The fringe areas, where the park meets the urban, are constantly being maintained in ways that unintentionally attract rabbits. Processes such as gardening, turning up fresh dirt, mowing lawns, and planting vegetables and herbs draw rabbits to these spaces and provide them with ample food. As the availability of food impacts on the breeding cycles of rabbits, these human practices not only ensure that rabbits survive, but also that the populations of rabbits around Ku-ring-gai Chase can breed continuously throughout the year.

Rabbits in plague proportions in 1938

The removal of rabbits to keep residents happy and the practices of ensuring favorable conditions for rabbits can be reconsidered in light of Tim Low’s (2002) ideas of new nature, where he argues that nature is not “out-there,” but is all around us and something we are constantly interacting, engaging, and living with. In addition, he and others, including Nigel Clark, argue that we should be less judgmental and more accommodating of the ability of rabbits, or other non-natives, to adapt and thrive in new environments. Here, rabbits benefit from the “destruction” of certain landscapes (bushland) and the creation of new grasslands, yet we should not necessarily condemn this as unnatural. Following Low and Clark, this ability of rabbits to thrive in new environments can be rethought as a continuation of natural processes of adaptation and survival, not the end of nature. This brings into question what species belong in national parks and which ones humans should actively protect in these spaces: those, like the rabbits in Ku-ring-gai Chase, who are exhibiting resilience and adaptability to the perpetually changing Australian environment, or those who have landed in a more threatened and precarious position due to the presence of new species or to spaces being altered by humans? The point, then, is not to answer these questions, but to argue that in light of the continually changing nature of the environment and the perpetual ability of nature to resist confinement into human categories, national parks cannot be effectively managed in isolation from the ideological and material contexts surrounding them. 

How to cite

Bell, Sarah. “Rabbits on the Edge: The Belonging of Pests in Ku-ring-gai Chase National Park.” Environment & Society Portal, Arcadia (Spring 2018), no. 7. Rachel Carson Center for Environment and Society. doi.org/10.5282/rcc/8216.

ISSN 2199-3408
Environment & Society Portal, Arcadia

Further readings: 
  • Clark, Nigel. “Feral Ecologies: Performing Life on the Colonial Periphery.” In Nature Performed: Environment, Culture and Performance, edited by B. Szerszynski, W. Heim., and C. Waterton, 163–82. Oxford: Blackwell Publishing, 2003.
  • Dunlap, Thomas. Nature and the English Diaspora: Environment and History in the United States, Canada, Australia, and New Zealand. Melbourne: Cambridge University Press, 1999.
  • Haraway, Donna. When Species Meet.
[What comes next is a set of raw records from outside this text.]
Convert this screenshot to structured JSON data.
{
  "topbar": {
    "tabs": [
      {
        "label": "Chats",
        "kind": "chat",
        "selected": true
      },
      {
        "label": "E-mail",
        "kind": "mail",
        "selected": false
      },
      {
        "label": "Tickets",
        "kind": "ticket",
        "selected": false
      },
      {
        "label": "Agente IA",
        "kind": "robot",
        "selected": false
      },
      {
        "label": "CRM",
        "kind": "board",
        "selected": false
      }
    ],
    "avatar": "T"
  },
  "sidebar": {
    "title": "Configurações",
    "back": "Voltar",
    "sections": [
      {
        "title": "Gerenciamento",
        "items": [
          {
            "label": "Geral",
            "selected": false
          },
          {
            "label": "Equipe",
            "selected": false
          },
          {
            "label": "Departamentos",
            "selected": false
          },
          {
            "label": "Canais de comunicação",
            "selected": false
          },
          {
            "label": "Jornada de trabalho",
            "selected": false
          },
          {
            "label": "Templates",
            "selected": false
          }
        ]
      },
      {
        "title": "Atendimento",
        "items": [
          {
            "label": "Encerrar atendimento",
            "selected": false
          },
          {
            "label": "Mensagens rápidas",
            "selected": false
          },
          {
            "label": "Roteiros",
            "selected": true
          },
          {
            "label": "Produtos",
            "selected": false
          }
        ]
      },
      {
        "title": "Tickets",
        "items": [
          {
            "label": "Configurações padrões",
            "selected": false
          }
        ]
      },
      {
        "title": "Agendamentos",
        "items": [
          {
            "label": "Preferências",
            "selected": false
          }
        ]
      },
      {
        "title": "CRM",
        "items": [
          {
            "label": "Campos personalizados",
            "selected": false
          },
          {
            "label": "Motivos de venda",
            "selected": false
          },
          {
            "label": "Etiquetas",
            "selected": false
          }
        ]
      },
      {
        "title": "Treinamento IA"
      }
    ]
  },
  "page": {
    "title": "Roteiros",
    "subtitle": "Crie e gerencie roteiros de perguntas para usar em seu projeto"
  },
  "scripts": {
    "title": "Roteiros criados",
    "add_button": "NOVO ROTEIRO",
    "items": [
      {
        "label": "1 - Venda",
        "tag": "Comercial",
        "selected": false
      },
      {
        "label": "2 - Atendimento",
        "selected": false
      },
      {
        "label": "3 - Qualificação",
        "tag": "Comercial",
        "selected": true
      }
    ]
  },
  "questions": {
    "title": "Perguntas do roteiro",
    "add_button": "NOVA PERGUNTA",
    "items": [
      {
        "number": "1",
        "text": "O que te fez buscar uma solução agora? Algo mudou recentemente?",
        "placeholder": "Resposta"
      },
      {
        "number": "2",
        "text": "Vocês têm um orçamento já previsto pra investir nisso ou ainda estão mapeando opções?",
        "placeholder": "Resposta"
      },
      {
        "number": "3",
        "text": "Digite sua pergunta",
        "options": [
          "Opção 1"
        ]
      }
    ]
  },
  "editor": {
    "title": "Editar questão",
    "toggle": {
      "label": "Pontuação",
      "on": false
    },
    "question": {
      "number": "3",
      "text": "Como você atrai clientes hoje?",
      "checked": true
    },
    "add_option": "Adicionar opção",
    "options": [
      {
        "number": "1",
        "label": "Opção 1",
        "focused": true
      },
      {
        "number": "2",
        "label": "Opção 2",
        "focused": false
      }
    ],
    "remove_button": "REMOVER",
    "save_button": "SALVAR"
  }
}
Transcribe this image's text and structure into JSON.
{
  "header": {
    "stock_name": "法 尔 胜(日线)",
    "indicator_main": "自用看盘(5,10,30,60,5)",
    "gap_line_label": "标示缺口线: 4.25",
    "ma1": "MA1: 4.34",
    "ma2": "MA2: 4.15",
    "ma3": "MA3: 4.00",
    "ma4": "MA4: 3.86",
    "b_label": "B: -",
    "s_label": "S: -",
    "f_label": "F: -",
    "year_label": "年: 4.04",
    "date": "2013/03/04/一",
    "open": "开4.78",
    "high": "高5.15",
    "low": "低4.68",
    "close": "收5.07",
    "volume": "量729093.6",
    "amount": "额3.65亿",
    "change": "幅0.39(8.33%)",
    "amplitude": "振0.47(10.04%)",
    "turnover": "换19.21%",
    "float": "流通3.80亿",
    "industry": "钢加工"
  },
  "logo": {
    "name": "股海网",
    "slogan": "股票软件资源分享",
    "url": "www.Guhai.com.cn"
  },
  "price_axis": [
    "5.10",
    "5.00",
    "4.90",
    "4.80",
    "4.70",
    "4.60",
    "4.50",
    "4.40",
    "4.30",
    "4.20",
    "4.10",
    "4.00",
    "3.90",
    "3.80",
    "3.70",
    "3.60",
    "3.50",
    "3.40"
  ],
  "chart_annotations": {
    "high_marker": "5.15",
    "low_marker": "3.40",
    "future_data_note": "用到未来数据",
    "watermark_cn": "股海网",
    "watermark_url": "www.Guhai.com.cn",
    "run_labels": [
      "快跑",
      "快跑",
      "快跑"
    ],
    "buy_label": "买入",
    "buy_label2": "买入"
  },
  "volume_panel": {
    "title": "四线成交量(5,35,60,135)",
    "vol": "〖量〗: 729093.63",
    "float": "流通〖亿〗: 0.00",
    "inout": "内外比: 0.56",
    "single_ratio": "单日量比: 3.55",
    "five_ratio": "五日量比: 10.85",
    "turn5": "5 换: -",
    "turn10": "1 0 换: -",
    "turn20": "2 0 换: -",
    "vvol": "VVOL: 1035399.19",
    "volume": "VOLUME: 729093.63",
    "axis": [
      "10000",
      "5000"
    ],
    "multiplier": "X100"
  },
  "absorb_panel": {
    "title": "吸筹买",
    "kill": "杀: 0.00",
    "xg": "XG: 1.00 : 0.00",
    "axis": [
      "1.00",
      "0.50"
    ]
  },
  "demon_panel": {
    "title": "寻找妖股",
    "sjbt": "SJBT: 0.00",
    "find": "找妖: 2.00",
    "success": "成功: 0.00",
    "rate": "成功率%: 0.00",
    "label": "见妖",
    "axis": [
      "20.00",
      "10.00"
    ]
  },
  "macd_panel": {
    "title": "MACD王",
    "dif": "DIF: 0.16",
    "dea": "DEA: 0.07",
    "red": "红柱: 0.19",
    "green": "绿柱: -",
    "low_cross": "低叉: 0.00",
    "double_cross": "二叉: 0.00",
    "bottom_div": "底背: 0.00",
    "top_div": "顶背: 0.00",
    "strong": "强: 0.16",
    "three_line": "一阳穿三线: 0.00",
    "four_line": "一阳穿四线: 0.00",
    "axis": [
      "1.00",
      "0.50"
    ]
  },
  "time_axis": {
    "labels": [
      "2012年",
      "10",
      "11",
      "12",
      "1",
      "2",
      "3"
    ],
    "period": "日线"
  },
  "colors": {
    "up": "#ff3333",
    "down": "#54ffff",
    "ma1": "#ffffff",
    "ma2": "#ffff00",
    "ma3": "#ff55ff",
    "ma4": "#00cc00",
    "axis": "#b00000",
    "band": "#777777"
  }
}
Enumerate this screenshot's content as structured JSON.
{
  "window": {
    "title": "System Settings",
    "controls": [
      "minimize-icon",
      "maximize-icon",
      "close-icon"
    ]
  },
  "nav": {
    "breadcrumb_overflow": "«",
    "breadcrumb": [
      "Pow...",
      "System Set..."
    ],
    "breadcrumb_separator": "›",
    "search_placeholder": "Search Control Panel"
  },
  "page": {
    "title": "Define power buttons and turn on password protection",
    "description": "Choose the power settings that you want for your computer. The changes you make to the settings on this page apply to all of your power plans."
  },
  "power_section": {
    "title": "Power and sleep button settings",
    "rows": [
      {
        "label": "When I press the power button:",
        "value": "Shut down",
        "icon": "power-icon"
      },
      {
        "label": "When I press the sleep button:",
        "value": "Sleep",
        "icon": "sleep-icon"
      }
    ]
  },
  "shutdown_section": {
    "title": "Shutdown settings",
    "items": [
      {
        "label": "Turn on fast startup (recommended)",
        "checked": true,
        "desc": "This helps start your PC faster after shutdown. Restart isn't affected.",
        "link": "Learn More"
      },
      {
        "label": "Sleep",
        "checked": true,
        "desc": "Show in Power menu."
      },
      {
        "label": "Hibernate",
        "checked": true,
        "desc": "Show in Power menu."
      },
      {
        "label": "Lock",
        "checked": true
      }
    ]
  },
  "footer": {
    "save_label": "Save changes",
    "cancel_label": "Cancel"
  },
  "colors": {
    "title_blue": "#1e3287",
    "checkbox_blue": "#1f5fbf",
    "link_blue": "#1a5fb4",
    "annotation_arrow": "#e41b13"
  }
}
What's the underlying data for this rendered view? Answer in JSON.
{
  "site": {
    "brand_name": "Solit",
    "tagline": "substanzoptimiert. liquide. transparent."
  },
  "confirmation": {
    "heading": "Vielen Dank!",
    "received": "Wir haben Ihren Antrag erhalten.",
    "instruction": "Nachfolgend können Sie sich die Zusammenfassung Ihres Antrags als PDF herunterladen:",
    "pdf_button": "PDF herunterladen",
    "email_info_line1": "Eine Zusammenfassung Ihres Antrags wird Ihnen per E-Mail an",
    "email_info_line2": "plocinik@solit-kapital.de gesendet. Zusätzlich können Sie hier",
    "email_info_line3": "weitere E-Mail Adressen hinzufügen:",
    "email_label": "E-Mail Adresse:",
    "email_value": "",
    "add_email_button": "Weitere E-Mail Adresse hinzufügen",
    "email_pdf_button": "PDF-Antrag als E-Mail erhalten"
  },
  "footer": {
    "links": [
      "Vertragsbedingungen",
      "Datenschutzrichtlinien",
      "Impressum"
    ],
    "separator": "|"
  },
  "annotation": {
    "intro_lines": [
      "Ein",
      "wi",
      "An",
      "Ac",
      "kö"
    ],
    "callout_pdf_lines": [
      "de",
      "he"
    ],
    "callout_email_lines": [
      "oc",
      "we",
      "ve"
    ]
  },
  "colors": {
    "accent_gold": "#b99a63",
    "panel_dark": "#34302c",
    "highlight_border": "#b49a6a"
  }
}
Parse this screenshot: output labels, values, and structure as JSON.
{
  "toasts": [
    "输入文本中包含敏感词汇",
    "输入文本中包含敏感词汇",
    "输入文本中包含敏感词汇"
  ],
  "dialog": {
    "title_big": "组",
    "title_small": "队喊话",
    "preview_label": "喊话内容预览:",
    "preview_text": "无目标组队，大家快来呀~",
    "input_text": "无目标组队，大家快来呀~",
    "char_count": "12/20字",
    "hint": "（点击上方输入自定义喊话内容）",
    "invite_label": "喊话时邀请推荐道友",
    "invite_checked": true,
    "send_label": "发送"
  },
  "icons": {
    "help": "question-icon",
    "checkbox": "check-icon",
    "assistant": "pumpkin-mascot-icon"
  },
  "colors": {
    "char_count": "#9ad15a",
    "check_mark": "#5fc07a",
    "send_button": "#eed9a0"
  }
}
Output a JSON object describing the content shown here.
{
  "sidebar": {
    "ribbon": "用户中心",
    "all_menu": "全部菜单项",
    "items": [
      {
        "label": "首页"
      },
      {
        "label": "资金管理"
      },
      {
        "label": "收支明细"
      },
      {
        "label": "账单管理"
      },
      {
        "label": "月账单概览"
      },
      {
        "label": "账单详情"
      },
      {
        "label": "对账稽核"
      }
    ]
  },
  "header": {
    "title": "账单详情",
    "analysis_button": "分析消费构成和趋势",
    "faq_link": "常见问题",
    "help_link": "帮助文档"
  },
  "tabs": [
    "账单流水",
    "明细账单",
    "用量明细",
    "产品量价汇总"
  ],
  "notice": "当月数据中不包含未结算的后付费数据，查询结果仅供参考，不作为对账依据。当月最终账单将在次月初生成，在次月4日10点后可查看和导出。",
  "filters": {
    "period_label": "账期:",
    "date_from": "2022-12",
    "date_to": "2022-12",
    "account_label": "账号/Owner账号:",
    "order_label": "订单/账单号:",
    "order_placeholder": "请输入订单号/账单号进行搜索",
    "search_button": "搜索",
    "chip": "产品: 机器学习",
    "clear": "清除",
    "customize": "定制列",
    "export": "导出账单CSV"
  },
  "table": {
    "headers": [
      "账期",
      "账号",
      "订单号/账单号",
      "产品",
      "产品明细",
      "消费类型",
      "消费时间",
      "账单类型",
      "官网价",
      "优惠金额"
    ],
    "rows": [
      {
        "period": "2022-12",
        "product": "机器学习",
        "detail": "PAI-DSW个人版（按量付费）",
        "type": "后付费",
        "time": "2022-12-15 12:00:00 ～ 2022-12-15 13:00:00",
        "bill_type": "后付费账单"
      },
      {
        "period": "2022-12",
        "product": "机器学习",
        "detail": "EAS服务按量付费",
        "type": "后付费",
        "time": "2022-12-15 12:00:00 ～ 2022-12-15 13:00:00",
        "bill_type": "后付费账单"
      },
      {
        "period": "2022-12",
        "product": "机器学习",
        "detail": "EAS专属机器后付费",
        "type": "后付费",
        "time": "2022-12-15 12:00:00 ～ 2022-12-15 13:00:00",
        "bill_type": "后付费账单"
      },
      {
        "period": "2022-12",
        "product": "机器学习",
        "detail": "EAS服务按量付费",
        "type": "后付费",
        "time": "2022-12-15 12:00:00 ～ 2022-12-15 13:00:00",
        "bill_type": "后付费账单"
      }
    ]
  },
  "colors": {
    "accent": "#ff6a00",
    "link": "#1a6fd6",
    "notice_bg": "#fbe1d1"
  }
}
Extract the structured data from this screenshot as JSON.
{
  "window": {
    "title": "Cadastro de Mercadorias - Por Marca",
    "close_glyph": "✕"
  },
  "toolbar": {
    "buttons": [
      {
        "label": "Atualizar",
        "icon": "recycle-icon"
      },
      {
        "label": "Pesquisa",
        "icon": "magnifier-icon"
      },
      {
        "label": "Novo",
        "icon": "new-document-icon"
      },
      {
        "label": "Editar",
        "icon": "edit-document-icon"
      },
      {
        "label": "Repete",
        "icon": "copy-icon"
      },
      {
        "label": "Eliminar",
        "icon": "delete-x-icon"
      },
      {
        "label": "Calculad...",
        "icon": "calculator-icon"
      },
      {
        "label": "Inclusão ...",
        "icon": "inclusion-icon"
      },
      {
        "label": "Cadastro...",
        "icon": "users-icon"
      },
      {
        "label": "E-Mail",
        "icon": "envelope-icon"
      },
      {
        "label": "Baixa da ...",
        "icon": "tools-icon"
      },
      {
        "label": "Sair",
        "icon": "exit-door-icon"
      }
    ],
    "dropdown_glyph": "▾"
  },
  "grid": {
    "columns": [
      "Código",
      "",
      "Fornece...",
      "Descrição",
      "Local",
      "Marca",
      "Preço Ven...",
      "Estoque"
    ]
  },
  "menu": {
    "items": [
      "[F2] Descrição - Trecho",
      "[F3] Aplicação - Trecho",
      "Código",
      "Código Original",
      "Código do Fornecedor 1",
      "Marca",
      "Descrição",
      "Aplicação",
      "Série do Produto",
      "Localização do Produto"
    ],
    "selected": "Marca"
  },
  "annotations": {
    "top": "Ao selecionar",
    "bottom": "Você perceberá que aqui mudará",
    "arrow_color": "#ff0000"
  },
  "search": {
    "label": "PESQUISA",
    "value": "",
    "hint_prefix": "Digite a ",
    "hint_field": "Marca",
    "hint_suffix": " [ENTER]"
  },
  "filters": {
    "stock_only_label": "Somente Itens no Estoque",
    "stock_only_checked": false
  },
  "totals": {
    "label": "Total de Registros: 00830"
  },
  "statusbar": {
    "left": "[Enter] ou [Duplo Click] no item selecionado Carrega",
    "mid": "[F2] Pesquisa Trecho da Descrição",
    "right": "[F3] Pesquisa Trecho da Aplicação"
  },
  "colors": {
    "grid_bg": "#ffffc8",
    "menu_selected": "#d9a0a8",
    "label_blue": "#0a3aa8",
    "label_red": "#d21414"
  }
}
Minneapolis: University of Minnesota Press, 2008.
  • Low, Tim. The New Nature: Winners & Losers in Wild Australia. Melbourne: Viking, 2002.
  • New South Wales National Parks and Wildlife Service (NPWS). “Pest Management in NSW National Parks: Rabbits Factsheet.” Accessed 28 April 2014. http://www.environment.nsw.gov.au/pestsweeds/RabbitFactsheet.htm
  • Rolls, Eric. They All Ran Wild. Sydney: Angus and Robinson Publishers, 1969.